=== Exercise directions ===
In the records below, find the lines that include "Guide" and copy each.

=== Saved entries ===
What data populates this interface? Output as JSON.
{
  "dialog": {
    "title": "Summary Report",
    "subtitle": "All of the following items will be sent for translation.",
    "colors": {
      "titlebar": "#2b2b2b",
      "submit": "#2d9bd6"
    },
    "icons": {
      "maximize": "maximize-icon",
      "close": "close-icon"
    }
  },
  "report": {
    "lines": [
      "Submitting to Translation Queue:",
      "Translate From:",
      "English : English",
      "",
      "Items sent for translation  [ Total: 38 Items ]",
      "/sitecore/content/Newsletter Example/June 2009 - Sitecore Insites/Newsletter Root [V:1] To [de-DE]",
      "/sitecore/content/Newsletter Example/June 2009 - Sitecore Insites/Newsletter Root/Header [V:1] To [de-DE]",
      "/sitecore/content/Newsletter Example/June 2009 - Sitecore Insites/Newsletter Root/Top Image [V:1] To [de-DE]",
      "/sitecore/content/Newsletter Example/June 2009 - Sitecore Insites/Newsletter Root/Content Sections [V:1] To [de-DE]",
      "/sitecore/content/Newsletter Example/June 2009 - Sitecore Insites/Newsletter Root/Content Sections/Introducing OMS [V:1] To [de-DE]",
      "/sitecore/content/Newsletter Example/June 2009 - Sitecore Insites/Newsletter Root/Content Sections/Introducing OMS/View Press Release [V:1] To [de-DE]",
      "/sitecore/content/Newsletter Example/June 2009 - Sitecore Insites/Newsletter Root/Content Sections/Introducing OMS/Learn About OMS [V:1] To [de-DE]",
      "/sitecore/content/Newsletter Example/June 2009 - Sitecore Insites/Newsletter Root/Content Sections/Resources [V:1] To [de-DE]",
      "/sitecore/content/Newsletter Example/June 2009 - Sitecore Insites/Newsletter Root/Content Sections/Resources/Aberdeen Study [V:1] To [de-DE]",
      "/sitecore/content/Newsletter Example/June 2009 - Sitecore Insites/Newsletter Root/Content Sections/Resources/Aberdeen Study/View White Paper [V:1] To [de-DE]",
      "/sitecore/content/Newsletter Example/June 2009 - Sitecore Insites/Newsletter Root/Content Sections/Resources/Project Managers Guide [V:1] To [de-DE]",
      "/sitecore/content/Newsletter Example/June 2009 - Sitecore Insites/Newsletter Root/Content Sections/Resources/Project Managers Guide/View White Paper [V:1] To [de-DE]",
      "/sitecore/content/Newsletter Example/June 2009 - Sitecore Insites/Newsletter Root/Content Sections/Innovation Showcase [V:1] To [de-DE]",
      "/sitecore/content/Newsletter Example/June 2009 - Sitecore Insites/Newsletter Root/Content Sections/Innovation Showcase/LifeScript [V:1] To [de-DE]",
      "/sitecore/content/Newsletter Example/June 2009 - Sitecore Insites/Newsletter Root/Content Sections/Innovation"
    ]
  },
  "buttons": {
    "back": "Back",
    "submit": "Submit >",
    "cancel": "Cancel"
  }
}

=== Written answer ===
      "/sitecore/content/Newsletter Example/June 2009 - Sitecore Insites/Newsletter Root/Content Sections/Resources/Project Managers Guide [V:1] To [de-DE]",
      "/sitecore/content/Newsletter Example/June 2009 - Sitecore Insites/Newsletter Root/Content Sections/Resources/Project Managers Guide/View White Paper [V:1] To [de-DE]",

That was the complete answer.